Wesley LoyPetroleum News

BP is backing off its ambitious Liberty development on Alaska's North Slope after problems emerged with a specially built drilling rig among other issues.

"After a full review of project engineering and economics, BP has decided not to pursue the proposed Liberty project, in its current form," Dawn Patience, spokeswoman for BP Exploration (Alaska) Inc., told Petroleum News. "BP is in the process of working with regulators to discuss the potential forward plans for the project."

BP had proposed drilling ultra-extended reach wells to tap the Liberty reservoir, located on federal leases in shallow Beaufort Sea waters about six miles offshore and 15 miles east of Prudhoe Bay.

A monster rig was to bore the wells from a satellite drilling island at BP's offshore Endicott field, which is connected by causeway to the mainland.

In November 2010, however, BP announced it was suspending construction pending an engineering review, and the rig has stood idle at Endicott since then.

"We have always said that we will not proceed with the project unless we can do it safely and meet all of our standards," Patience said. "In the end, the project as currently designed does not meet our test."

She said the process leading up to the decision included "a detailed 18-month review of the rig systems, an analysis of the project's risk and economics, and an assessment of the evolving regulatory framework."

Parker Drilling Co. of Houston, Texas, fabricated the rig at Vancouver, Wash., at a cost of hundreds of millions of dollars.

Patience said the review found the rig needs "substantial modifications," including changes to the mud system, the hydraulics and walking system, and the pipe handling, heating and utility systems. The rig also needs a new drilling support module.
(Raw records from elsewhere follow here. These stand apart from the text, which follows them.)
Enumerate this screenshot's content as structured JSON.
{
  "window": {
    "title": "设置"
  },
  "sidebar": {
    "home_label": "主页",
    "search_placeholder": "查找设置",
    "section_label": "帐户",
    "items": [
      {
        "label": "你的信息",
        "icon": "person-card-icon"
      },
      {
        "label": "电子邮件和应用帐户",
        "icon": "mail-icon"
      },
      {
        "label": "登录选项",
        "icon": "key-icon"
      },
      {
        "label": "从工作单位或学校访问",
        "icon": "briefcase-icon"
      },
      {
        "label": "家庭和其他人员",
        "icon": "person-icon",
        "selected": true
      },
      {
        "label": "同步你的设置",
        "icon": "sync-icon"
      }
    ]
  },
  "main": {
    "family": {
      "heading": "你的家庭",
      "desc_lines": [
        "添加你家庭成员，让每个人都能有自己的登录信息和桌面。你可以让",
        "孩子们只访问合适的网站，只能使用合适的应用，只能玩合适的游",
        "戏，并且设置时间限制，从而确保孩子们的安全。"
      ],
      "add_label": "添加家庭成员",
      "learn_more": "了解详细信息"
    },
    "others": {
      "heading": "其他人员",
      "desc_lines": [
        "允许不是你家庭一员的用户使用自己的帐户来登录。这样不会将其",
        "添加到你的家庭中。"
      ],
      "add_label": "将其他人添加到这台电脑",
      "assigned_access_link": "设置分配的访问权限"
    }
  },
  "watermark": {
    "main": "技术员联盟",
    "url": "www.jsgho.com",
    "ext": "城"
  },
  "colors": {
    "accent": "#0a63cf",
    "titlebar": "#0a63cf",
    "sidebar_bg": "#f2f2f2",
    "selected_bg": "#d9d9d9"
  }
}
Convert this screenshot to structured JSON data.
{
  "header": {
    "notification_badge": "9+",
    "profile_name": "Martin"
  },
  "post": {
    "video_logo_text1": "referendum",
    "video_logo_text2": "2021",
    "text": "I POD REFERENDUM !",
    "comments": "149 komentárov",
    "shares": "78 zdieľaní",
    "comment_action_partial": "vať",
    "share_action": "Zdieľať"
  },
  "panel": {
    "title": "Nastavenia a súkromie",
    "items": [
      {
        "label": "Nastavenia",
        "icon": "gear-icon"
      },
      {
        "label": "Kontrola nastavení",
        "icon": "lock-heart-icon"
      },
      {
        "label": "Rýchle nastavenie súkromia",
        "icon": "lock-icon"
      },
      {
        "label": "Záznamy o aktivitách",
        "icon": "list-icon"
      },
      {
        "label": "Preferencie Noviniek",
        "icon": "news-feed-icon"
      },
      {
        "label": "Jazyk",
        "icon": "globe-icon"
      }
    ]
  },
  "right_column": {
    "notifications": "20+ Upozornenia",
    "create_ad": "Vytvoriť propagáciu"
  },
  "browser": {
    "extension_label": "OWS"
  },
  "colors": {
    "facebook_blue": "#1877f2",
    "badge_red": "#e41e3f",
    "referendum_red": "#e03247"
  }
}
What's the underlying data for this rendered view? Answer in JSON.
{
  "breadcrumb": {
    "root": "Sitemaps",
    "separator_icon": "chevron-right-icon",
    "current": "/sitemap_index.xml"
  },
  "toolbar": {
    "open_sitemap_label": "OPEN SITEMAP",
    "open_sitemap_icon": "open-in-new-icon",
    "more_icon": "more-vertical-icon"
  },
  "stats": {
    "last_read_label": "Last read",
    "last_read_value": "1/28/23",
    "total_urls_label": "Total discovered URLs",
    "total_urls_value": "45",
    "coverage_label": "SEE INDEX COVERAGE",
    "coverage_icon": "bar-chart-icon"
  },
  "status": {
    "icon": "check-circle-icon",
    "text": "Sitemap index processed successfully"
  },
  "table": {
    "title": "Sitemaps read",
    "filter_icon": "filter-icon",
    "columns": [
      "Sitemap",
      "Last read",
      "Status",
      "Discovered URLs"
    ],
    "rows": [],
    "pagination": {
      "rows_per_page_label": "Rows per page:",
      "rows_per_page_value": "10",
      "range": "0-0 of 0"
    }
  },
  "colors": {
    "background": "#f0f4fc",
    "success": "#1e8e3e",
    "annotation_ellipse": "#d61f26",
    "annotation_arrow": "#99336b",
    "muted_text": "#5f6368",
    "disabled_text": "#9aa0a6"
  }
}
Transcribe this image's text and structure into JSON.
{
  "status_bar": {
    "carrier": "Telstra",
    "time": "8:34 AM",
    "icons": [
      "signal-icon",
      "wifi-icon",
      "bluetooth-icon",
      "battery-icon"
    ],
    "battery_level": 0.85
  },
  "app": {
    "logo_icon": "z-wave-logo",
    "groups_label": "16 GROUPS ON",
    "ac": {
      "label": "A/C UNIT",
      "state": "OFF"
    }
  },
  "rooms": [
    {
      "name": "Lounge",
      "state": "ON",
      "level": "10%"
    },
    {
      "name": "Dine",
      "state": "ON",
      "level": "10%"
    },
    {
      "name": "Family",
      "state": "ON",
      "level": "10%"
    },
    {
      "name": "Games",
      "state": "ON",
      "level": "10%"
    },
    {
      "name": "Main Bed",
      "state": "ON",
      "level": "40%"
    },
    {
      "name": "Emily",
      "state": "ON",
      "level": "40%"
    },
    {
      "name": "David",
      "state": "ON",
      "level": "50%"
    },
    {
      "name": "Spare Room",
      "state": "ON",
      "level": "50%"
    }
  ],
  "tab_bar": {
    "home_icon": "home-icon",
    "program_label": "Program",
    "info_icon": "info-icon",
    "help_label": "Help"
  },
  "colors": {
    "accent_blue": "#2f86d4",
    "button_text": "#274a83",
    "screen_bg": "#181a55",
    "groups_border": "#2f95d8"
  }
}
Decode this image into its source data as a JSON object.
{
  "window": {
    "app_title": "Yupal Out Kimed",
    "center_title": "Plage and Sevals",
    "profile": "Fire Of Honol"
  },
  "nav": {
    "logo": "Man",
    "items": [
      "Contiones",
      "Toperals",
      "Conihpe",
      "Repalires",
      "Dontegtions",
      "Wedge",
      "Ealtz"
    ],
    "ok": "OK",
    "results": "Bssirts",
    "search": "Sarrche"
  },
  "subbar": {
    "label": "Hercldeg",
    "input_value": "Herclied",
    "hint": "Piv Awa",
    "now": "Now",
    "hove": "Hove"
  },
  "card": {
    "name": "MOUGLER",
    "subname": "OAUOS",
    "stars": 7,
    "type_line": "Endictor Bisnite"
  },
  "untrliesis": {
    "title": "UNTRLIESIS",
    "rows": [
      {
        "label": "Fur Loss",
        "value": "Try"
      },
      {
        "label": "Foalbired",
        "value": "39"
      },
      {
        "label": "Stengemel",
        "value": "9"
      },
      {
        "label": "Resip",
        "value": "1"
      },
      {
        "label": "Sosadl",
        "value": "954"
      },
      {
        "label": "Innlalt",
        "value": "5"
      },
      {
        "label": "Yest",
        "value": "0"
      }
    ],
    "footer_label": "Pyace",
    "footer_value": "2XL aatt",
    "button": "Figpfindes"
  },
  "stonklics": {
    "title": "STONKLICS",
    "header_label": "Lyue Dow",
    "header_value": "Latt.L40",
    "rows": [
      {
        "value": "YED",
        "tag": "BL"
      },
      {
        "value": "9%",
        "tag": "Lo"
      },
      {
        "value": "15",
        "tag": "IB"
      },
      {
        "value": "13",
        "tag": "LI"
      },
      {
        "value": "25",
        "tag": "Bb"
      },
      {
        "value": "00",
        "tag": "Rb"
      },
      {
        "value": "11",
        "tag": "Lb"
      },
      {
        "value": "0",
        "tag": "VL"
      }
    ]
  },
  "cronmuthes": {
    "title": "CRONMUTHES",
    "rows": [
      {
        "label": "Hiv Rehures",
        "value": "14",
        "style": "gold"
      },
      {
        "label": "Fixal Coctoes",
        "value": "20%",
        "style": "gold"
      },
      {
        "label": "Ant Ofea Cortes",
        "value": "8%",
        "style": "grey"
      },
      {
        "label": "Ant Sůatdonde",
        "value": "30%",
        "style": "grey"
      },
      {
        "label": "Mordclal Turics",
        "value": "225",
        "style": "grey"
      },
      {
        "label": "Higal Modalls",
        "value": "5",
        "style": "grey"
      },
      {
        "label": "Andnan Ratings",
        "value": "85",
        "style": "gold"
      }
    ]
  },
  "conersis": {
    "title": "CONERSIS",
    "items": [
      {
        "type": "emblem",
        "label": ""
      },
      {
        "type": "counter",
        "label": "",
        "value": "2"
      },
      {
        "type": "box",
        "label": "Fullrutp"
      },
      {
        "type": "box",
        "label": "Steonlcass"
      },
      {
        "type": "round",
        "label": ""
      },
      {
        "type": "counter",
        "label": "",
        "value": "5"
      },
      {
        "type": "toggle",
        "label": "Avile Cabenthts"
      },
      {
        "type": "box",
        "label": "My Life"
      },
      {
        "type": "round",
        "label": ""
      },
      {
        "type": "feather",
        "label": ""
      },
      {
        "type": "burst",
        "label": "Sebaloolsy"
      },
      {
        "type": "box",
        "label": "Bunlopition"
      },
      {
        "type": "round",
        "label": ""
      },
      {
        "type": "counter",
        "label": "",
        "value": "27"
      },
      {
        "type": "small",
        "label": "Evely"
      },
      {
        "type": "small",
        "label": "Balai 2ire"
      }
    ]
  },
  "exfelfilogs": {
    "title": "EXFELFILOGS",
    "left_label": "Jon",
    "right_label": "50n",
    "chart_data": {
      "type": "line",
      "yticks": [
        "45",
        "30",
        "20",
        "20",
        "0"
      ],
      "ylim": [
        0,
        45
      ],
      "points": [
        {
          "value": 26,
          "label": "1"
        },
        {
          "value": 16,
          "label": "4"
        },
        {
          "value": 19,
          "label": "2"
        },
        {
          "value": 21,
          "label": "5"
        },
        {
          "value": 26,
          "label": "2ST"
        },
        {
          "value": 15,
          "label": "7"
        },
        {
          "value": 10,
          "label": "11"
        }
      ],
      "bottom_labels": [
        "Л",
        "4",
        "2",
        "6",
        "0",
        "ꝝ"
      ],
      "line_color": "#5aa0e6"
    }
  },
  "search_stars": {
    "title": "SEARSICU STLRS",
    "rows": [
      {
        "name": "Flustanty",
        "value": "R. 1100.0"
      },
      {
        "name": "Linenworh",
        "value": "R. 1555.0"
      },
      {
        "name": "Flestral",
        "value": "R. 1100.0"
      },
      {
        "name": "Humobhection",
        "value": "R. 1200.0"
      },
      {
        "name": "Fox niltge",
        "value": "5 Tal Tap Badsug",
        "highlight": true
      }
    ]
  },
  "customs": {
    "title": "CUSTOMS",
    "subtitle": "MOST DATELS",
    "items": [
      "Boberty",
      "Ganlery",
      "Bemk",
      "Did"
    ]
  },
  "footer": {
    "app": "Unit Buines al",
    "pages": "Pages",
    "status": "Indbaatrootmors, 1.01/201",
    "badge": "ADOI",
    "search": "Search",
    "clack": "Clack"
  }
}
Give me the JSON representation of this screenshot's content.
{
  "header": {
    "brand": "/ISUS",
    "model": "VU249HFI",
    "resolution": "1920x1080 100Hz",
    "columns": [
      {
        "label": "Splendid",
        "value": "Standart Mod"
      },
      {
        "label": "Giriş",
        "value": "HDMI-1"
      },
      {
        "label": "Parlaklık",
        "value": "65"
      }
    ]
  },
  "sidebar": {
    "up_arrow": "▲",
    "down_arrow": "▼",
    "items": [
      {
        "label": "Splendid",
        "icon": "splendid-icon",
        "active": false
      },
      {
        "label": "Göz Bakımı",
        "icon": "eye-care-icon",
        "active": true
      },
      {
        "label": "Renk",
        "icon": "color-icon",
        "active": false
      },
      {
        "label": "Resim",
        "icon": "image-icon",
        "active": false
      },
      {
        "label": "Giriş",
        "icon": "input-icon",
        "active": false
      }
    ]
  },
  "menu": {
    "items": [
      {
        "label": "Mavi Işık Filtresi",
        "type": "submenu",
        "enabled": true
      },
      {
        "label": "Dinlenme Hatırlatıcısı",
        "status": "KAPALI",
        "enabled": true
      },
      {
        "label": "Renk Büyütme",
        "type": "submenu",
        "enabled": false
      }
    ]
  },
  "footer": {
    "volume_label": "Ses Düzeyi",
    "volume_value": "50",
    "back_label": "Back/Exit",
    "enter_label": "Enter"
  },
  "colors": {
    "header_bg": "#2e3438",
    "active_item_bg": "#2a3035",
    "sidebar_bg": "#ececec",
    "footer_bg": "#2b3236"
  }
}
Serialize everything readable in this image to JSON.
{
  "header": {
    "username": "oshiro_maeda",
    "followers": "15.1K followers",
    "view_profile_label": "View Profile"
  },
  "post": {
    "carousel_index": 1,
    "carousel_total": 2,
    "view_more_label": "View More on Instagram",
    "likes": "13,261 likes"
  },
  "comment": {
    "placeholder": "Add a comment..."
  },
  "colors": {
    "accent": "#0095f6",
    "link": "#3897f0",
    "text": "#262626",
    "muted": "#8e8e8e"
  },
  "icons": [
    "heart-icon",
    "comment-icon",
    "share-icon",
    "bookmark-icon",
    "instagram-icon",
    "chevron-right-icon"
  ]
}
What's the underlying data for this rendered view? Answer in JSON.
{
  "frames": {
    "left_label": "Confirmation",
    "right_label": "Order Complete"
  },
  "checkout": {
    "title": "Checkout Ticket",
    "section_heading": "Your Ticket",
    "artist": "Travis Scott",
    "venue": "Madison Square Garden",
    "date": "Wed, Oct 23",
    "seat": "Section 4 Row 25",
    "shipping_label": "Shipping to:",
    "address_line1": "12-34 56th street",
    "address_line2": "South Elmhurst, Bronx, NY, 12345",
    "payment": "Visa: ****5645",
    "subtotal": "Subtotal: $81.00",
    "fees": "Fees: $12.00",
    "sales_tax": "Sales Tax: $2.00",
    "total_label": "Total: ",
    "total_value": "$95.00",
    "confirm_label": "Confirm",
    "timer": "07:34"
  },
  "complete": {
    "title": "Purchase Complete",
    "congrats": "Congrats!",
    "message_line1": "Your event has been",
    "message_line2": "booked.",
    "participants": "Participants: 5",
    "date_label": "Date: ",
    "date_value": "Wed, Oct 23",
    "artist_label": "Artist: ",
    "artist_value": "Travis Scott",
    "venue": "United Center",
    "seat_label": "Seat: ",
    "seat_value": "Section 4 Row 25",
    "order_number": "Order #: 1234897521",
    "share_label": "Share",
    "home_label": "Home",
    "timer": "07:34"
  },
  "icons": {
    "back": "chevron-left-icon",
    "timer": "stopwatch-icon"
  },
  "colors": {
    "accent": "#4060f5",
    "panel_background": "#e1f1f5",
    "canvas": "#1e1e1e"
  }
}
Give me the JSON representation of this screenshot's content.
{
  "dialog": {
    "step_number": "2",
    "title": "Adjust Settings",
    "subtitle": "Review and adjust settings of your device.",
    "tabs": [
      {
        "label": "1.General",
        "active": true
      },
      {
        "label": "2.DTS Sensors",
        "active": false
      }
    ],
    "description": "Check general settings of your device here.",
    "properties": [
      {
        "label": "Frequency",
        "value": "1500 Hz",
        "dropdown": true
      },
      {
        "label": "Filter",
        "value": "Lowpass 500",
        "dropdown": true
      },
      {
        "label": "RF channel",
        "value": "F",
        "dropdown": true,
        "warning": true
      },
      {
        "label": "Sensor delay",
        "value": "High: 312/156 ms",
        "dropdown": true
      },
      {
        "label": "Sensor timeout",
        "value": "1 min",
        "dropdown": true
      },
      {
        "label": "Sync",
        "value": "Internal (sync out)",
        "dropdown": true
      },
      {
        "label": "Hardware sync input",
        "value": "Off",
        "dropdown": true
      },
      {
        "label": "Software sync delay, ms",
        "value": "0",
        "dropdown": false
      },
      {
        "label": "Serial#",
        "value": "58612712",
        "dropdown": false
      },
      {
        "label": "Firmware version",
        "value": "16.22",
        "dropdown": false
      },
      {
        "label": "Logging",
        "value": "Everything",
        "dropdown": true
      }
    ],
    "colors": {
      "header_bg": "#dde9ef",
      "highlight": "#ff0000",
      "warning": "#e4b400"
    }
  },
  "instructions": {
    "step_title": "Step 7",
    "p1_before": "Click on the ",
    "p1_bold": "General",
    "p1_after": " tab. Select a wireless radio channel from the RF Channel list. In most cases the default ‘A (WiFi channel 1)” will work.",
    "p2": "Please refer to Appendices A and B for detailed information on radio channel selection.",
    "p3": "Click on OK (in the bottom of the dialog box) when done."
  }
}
BP now believes the Liberty project would cost "at least double" the original estimate of $1.5 billion.

And it would "take several more years before drilling could commence," Patience said.

No decision has been made about what to do with the rig, she said, noting several companies had a hand in its construction.

"We expect that the issues with the rig will be worked out privately and confidentially between all the relevant parties," Patience said.

At one time, BP had touted Liberty as an unprecedented effort featuring horizontal wells extending as far as eight miles.

By drilling from Endicott, and processing Liberty oil through the Endicott production facilities, BP said it could avoid the larger footprint of building an all-new Liberty production island and subsea pipeline.

The company had said Liberty was capable of producing 100 million barrels with daily production peaking at 40,000 barrels. That would significantly boost overall North Slope production, which is in decline and currently averages under 600,000 barrels a day.

The Liberty project drew heightened congressional and media scrutiny following BP's Deepwater Horizon disaster in the Gulf of Mexico in April 2010.

The Interior Department, which regulates offshore drilling, said at the time that, in light of the Gulf spill and new safety requirements, it would review the adequacy of Liberty's spill plan.

But Liberty was exempted from the Obama administration's temporary offshore drilling moratorium.


By WESLEY LOY
Petroleum News